───── RECORD SET
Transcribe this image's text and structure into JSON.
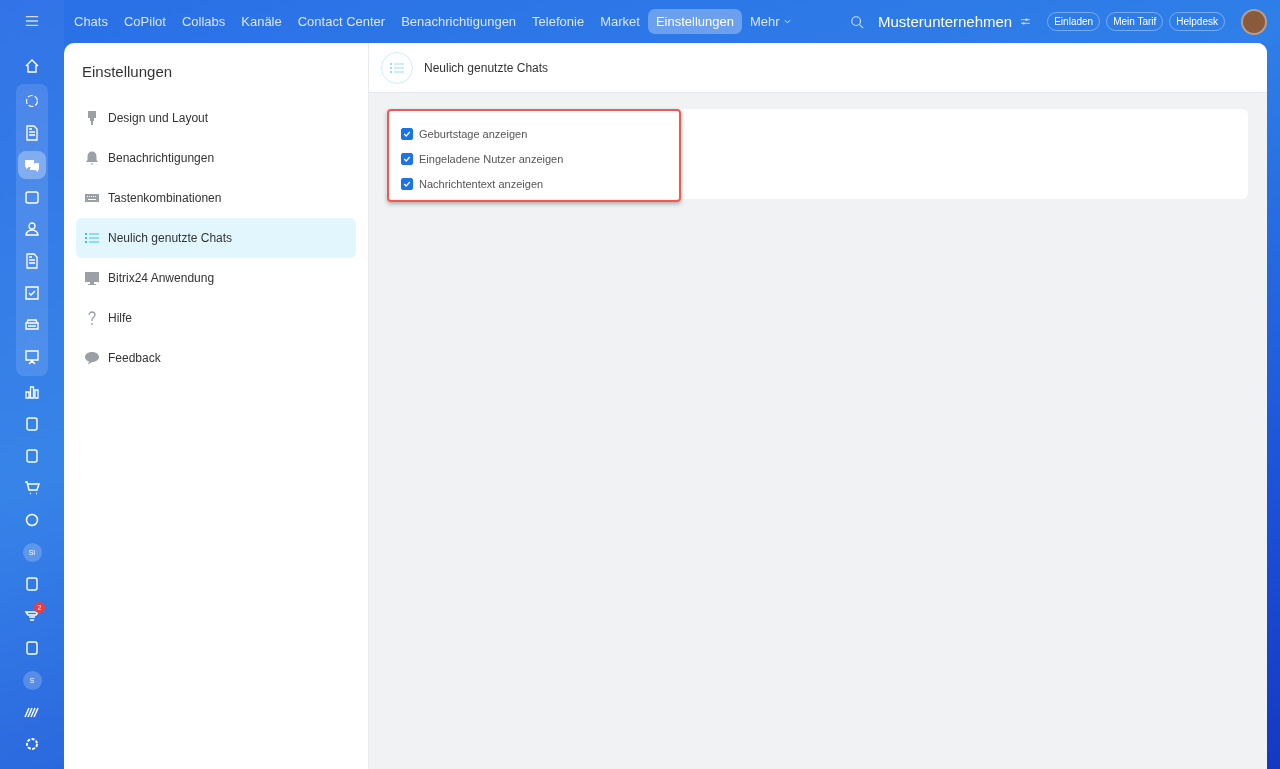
{
  "rail": {
    "top": [
      {
        "kind": "icon",
        "selected": false
      }
    ],
    "group": [
      {
        "kind": "icon",
        "selected": false
      },
      {
        "kind": "icon",
        "selected": false
      },
      {
        "kind": "icon",
        "selected": true
      },
      {
        "kind": "icon",
        "selected": false
      },
      {
        "kind": "icon",
        "selected": false
      },
      {
        "kind": "icon",
        "selected": false
      },
      {
        "kind": "icon",
        "selected": false
      },
      {
        "kind": "icon",
        "selected": false
      },
      {
        "kind": "icon",
        "selected": false
      }
    ],
    "bottom": [
      {
        "kind": "icon",
        "selected": false
      },
      {
        "kind": "icon",
        "selected": false
      },
      {
        "kind": "icon",
        "selected": false
      },
      {
        "kind": "icon",
        "selected": false
      },
      {
        "kind": "icon",
        "selected": false
      },
      {
        "kind": "avatar",
        "label": "SI",
        "selected": false
      },
      {
        "kind": "icon",
        "selected": false
      },
      {
        "kind": "icon",
        "selected": false,
        "badge": "2"
      },
      {
        "kind": "icon",
        "selected": false
      },
      {
        "kind": "avatar",
        "label": "S",
        "selected": false
      },
      {
        "kind": "icon",
        "selected": false
      },
      {
        "kind": "icon",
        "selected": false
      }
    ]
  },
  "nav": {
    "items": [
      {
        "label": "Chats",
        "selected": false
      },
      {
        "label": "CoPilot",
        "selected": false
      },
      {
        "label": "Collabs",
        "selected": false
      },
      {
        "label": "Kanäle",
        "selected": false
      },
      {
        "label": "Contact Center",
        "selected": false
      },
      {
        "label": "Benachrichtigungen",
        "selected": false
      },
      {
        "label": "Telefonie",
        "selected": false
      },
      {
        "label": "Market",
        "selected": false
      },
      {
        "label": "Einstellungen",
        "selected": true
      }
    ],
    "more": "Mehr",
    "company": "Musterunternehmen",
    "buttons": [
      "Einladen",
      "Mein Tarif",
      "Helpdesk"
    ]
  },
  "settings": {
    "title": "Einstellungen",
    "items": [
      {
        "label": "Design und Layout",
        "selected": false
      },
      {
        "label": "Benachrichtigungen",
        "selected": false
      },
      {
        "label": "Tastenkombinationen",
        "selected": false
      },
      {
        "label": "Neulich genutzte Chats",
        "selected": true
      },
      {
        "label": "Bitrix24 Anwendung",
        "selected": false
      },
      {
        "label": "Hilfe",
        "selected": false
      },
      {
        "label": "Feedback",
        "selected": false
      }
    ]
  },
  "section": {
    "title": "Neulich genutzte Chats",
    "options": [
      {
        "label": "Geburtstage anzeigen",
        "checked": true
      },
      {
        "label": "Eingeladene Nutzer anzeigen",
        "checked": true
      },
      {
        "label": "Nachrichtentext anzeigen",
        "checked": true
      }
    ]
  }
}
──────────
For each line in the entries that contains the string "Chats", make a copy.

RESPONSE AREA —
        "label": "Chats",
        "label": "Neulich genutzte Chats",
    "title": "Neulich genutzte Chats",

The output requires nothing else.